Problem: What is needed is an exact copy of the data below, pictures excluded.

Records shown:
--- --- ---
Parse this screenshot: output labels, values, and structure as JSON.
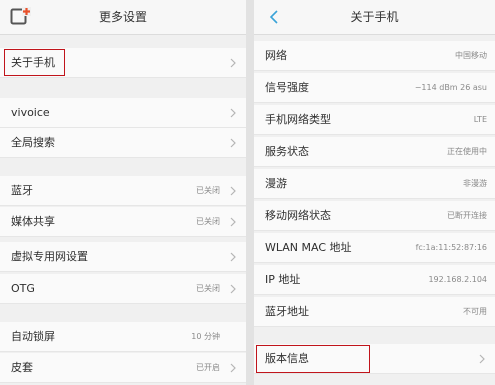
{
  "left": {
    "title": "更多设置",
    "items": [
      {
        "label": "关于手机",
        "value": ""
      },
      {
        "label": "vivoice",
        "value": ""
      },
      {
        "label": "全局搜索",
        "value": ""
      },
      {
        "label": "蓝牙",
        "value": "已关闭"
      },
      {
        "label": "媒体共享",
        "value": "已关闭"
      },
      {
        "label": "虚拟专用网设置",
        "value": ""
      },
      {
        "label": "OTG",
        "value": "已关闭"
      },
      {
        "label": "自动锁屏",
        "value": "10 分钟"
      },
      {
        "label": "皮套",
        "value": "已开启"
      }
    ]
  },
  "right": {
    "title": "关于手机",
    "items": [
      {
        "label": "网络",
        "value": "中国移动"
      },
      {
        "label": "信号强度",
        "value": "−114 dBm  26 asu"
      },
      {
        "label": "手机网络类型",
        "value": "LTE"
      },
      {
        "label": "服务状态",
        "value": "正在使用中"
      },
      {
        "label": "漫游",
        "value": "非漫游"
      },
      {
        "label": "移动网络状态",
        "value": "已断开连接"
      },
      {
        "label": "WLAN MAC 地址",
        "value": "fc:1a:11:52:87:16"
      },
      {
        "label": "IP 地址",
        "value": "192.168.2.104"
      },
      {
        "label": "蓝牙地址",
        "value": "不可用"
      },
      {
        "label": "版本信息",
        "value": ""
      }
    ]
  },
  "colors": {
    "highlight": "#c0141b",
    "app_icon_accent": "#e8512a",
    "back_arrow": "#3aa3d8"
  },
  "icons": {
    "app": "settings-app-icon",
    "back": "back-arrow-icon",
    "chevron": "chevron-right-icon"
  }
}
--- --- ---
Response:
Parse this screenshot: output labels, values, and structure as JSON.
{
  "left": {
    "title": "更多设置",
    "items": [
      {
        "label": "关于手机",
        "value": ""
      },
      {
        "label": "vivoice",
        "value": ""
      },
      {
        "label": "全局搜索",
        "value": ""
      },
      {
        "label": "蓝牙",
        "value": "已关闭"
      },
      {
        "label": "媒体共享",
        "value": "已关闭"
      },
      {
        "label": "虚拟专用网设置",
        "value": ""
      },
      {
        "label": "OTG",
        "value": "已关闭"
      },
      {
        "label": "自动锁屏",
        "value": "10 分钟"
      },
      {
        "label": "皮套",
        "value": "已开启"
      }
    ]
  },
  "right": {
    "title": "关于手机",
    "items": [
      {
        "label": "网络",
        "value": "中国移动"
      },
      {
        "label": "信号强度",
        "value": "−114 dBm  26 asu"
      },
      {
        "label": "手机网络类型",
        "value": "LTE"
      },
      {
        "label": "服务状态",
        "value": "正在使用中"
      },
      {
        "label": "漫游",
        "value": "非漫游"
      },
      {
        "label": "移动网络状态",
        "value": "已断开连接"
      },
      {
        "label": "WLAN MAC 地址",
        "value": "fc:1a:11:52:87:16"
      },
      {
        "label": "IP 地址",
        "value": "192.168.2.104"
      },
      {
        "label": "蓝牙地址",
        "value": "不可用"
      },
      {
        "label": "版本信息",
        "value": ""
      }
    ]
  },
  "colors": {
    "highlight": "#c0141b",
    "app_icon_accent": "#e8512a",
    "back_arrow": "#3aa3d8"
  },
  "icons": {
    "app": "settings-app-icon",
    "back": "back-arrow-icon",
    "chevron": "chevron-right-icon"
  }
}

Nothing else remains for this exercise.